WASHINGTON — The Supreme Court today agreed to review a campaign-finance law in Vermont, where reformers are trying to limit donations and spending in state political races.
The Vermont case has been watched closely by campaign-finance reform advocates around the country, and by those who argue that limiting political contributions or expenditures would violate the First Amendment’s free-speech guarantee.
The high court does not begin its term until next week, but justices released a list today of about a dozen cases that they will review beginning next year.
The Court today also noted probable jurisdiction in an appeal brought by a Wisconsin anti-abortion group challenging political advertising restrictions in the 2002 Bipartisan Campaign Reform Act. The high court upheld the law in 2003 in McConnell v. Federal Election Commission, but Wisconsin Right to Life brought a new challenge claiming that restrictions violated its free-speech rights.
The Court’s vote in the 2003 campaign-finance case was 5-4. Justice Sandra Day O’Connor’s departure could leave the Court split 4-4 on that issue.
In 1976, the Supreme Court came down squarely on the free-speech side of the argument when it decided Buckley v. Valeo, which is the law of the land on efforts to limit campaign spending. That decision struck down campaign-spending limits imposed by Congress.
The Vermont Republican State Committee, Vermont Right-to-Life and other groups asked the Supreme Court in May to overturn a ruling by the 2nd U.S. Circuit Court of Appeals that largely upheld the 1998 Vermont campaign-finance law.
It limits individual contributions to a candidate to $200 or $400 in a two-year period, depending on the office being sought, says no one running for governor can spend more than $300,000 and sets smaller spending caps for lower-tier candidates.
Vermont’s law has been tied up in court and never has gone fully into effect. Gov. James Douglas spent nearly $682,000 to get re-elected last year, and other candidates spent well over the law’s caps.

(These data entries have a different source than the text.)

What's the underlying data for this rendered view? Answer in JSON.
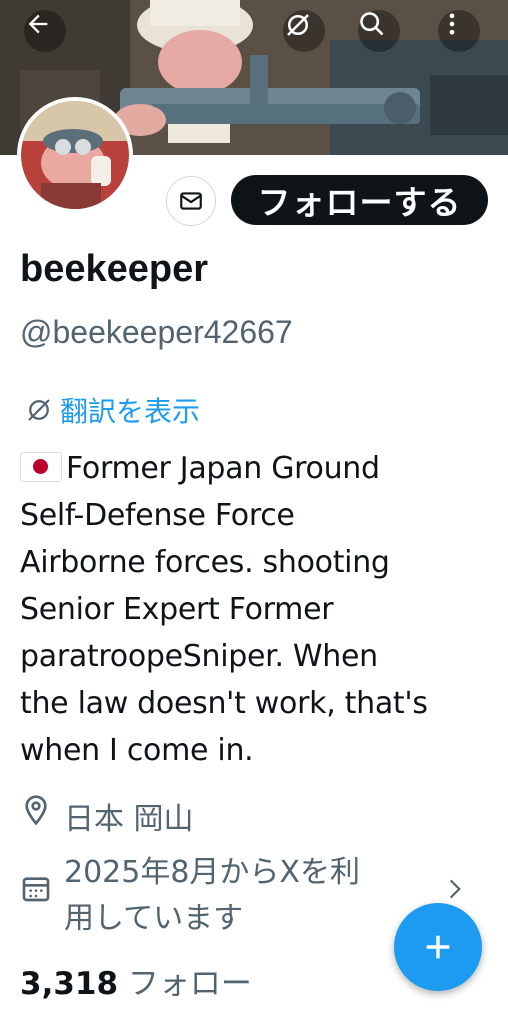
{
  "profile": {
    "display_name": "beekeeper",
    "handle": "@beekeeper42667",
    "follow_label": "フォローする",
    "translate_label": "翻訳を表示",
    "bio_line1": "Former Japan Ground",
    "bio_line2": "Self-Defense Force",
    "bio_line3": "Airborne forces. shooting",
    "bio_line4": "Senior Expert Former",
    "bio_line5": "paratroopeSniper. When",
    "bio_line6": "the law doesn't work, that's",
    "bio_line7": "when I come in.",
    "location": "日本 岡山",
    "joined_line1": "2025年8月からXを利",
    "joined_line2": "用しています",
    "following_count": "3,318",
    "following_label": "フォロー"
  },
  "icons": {
    "back": "back-arrow-icon",
    "grok": "grok-icon",
    "search": "search-icon",
    "more": "more-vertical-icon",
    "dm": "mail-icon",
    "location": "location-pin-icon",
    "calendar": "calendar-icon",
    "compose": "plus-icon"
  },
  "colors": {
    "accent": "#1d9bf0",
    "text": "#0f1419",
    "secondary": "#536471"
  }
}
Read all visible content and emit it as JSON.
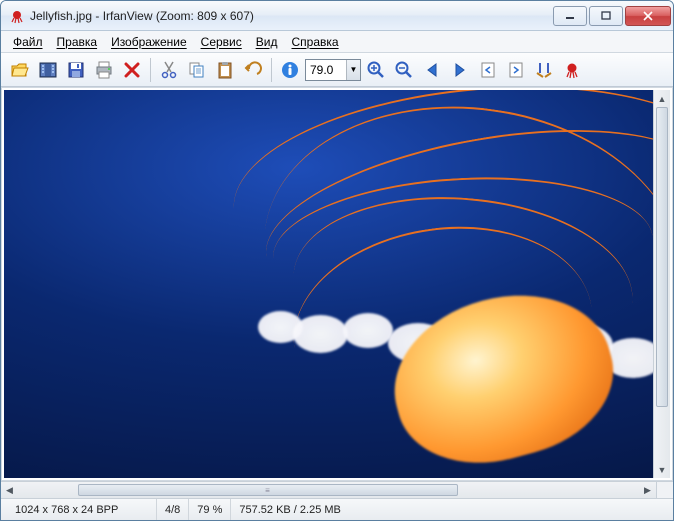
{
  "title": "Jellyfish.jpg - IrfanView (Zoom: 809 x 607)",
  "menu": {
    "file": "Файл",
    "edit": "Правка",
    "image": "Изображение",
    "service": "Сервис",
    "view": "Вид",
    "help": "Справка"
  },
  "toolbar": {
    "zoom_value": "79.0"
  },
  "status": {
    "dimensions": "1024 x 768 x 24 BPP",
    "index": "4/8",
    "zoom": "79 %",
    "filesize": "757.52 KB / 2.25 MB"
  }
}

The Vermont law also limits political parties’ contributions to candidates to $2,000 per election cycle. With the law tied up in the courts, Douglas and Democrat Peter Clavelle got six-figure contributions from their national parties last year.
Races for the U.S. House and Senate would not be affected, since they are governed by federal, rather than state, campaign-finance laws.

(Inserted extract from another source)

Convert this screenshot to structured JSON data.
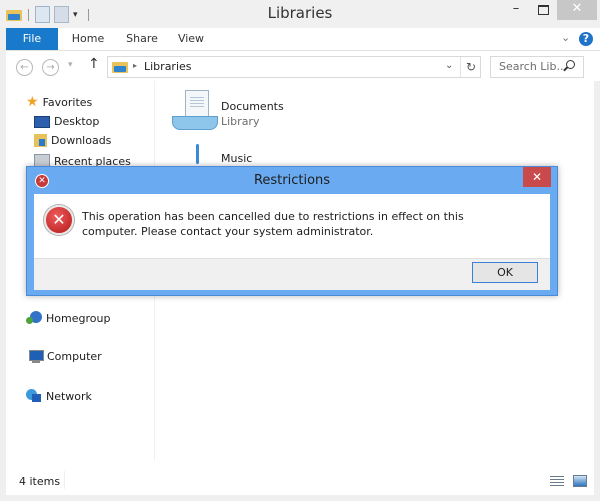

Where core First Amendment principles are at stake, courts must bring a healthy skepticism to claims that candidates and non-candidates spend too much time and money on the political process, justices were told in court papers by lawyers for the Vermont Right to Life Committee, the Vermont Republican State Committee and others.
“By setting its limits so low and applying them so broadly, Vermont makes it difficult for many candidates to raise necessary finances,” the groups said in asking the Supreme Court to take the case.
Supporters of limits on contributions and expenditures also asked the Court to take the case, saying that justices must resolve once and for all whether spending limits are permissible.
“This never-ending desire for campaign money has forced candidates to become beholden to large groups of contributors and special interests that control access to such funds,” said Vermont Attorney General William Sorrell.
The Vermont cases are Randall v. Sorrell, 04-1528, Vermont Republican State Committee v. Sorrell, 04-1530, and Sorrell v. Randall, 04-1697. The Wisconsin case is Wisconsin Right to Life v. FEC, 04-1581.